Book clubs and beach reads are part of American culture. The question for faculty members in this installment of Vantage Point:
What mainstream book would you put on a summer reading list for the students most interested in your field?
Would You Eat Your Cat?
One of my research areas is safety and health ethics. With all due respect to my beloved cat (unimaginatively named Pretty Cat), I would recommend to anyone interested in the field of ethics Jeremy Stangroom’s Would You Eat Your Cat? Key Ethical Conundrums and What They Tell You about Yourself. This witty and easy-to-read book examines classic thought experiments and conundrums invented to challenge our preconceptions that philosophers have posited throughout the ages. The author succinctly educates us on the basic principles of ethics,

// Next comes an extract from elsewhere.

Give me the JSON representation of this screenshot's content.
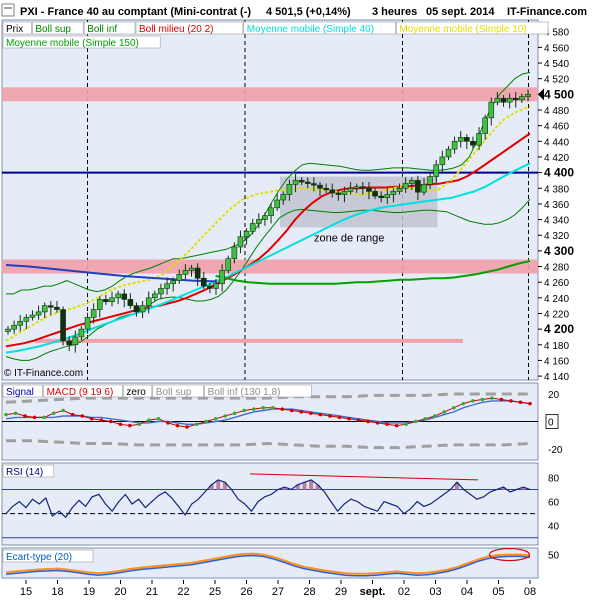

metaphysics, and philosophy. He then enlightens us on the various schools of thought used to tackle moral dilemmas—and claims that our chosen approaches reflect our deeply held beliefs, influence our worldview, and tell us something important about
how we see ourselves. Also, this book makes it clear that situational context and the priorities we set among our values (which often conflict) are essential considerations in ethical decision making, no matter what field of study or work we are engaged
in. Would I eat Pretty Cat? Yuck! Definitely not in most circumstances. But, if my family were starving to death, I would probably serve Pretty Cat on a platter with some fava beans and a nice Chianti. Sorry, Pretty Cat.
As part of a group working on IUP’s new minor in teamwork, we discussed using Grit as a common reader for students in that program. The concept is simple. Having “grit” is a personal ethic of being persistent and never giving up. The book emphasizes
the understanding that hard work, passion, and perseverance can be more important than talent. In this book, I saw myself—someone who has no particular talent. I can’t sing. I can’t dance. I am not artistic and have no athletic ability, but I work
hard, and it has paid off for me. Written by Angela Duckworth, Grit has some key takeaways for students to develop an attitude of perseverance and passion, recognizing that highly successful people are resilient and hardworking.
In Small Things Forgotten
By James Deetz, In Small Things Forgotten does what archaeology does best: use the leavings of past peoples to answer big questions about our modern selves. Deetz’s big question is nothing less than “How did we become American?” and he answers
it by drawing on the houses, tableware, and gravestones of our ancestors. Using these tangible, archaeological sources, Deetz shows that on the eve of the American Revolution, Anglo-Americans were more like their British cousins than at any time since
they began coming to North America. This debunks the idea that the revolution was about cultural independence and points the reader to explore how the trajectory of that history continues into the modern day. Deetz covers all of this ground in a pithy
260 pages, while also providing a primer on how archaeologists explore the past. In Small Things Forgotten is the academic beach book that should be on every educated American’s summer reading list.
Mary Lou Zanich, Psychology (retired) and president, Indiana Free Library Board of Trustees
The Grapes of Wrath
As an experimental psychologist, I often look to the lab for answers about human behavior and thought. Many fine books address this research, but valuable insights about the human condition can also be found in literature. John Steinbeck’s The Grapes of Wrath,
set in the aftermath of the Depression-era Dust Bowl, nominally addresses the lives of people displaced from traditional family farms who must move across the country to find work in large-scale agribusinesses. On a deeper level, the book depicts
prejudice and discrimination, the inequities between the “haves” and the “have-nots,” and the relative importance of the individual vs. the group. We are confronted by considerations of the nature of family, of changing gender roles, and of the central
notion of human dignity. The journey of the Joads teaches us about community and, more than anything, about human resilience in the face of adversity: We survive because of the internal resources we each have and because of the resources we draw from
others. I first read this book in high school, and the power of that message has stayed with me for 50 years.
Kevin Eisensmith, Music
The World of Jazz Trumpet
Referred to as “America’s classical music,” jazz is one of North America’s oldest and most celebrated musical genres. Jazz’s history can be traced back to the early part of the 20th century. It began as the fusion of Negro spirituals and work songs with
the European music tradition and instrumentation. Ken Burns called jazz “the purest expression of American democracy; a music built on individual and compromise, independence, and cooperation.” Sadly, while jazz is embraced and celebrated in most
European and Asian countries in the 21st century, Americans seem less interested. The author of The World of Jazz Trumpet, Scotty Barnhart, is the Count Basie Orchestra’s music director, an accomplished trumpet player, and a lifelong student
of jazz. His book is a great read for anyone who wants to learn about the history of jazz. Scotty is also a former student of mine. My photo (taken in 1983, when Scotty studied with me) can be found in the book, but I won’t say on which page!